-- Work task --
Take each line in the entries below that holds "this" and show it.

App and web page records:
%%

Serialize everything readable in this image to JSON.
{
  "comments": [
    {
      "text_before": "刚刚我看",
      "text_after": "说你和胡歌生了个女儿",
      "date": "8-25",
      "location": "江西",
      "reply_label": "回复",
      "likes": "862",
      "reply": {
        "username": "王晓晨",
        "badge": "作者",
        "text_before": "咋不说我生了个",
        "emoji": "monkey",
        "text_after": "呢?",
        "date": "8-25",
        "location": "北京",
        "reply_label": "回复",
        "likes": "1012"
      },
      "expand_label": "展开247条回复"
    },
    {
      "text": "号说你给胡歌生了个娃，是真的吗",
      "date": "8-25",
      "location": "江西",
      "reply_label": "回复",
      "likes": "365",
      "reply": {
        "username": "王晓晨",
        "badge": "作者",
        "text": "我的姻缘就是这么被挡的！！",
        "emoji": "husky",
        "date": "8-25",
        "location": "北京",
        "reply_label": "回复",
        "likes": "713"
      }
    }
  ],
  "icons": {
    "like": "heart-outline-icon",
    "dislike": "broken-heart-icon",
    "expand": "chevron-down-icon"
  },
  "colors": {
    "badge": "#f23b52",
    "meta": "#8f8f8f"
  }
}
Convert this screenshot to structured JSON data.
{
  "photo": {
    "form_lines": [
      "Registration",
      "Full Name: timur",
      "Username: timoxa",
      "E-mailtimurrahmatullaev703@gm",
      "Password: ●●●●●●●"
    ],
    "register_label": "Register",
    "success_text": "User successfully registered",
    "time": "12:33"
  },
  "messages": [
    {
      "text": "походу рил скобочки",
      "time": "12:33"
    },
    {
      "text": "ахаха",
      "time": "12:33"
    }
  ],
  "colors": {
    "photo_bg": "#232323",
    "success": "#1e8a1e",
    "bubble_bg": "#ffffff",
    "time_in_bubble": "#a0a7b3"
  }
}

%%

-- Output of the exercise --
Serialize everything readable in this image to JSON.
Convert this screenshot to structured JSON data.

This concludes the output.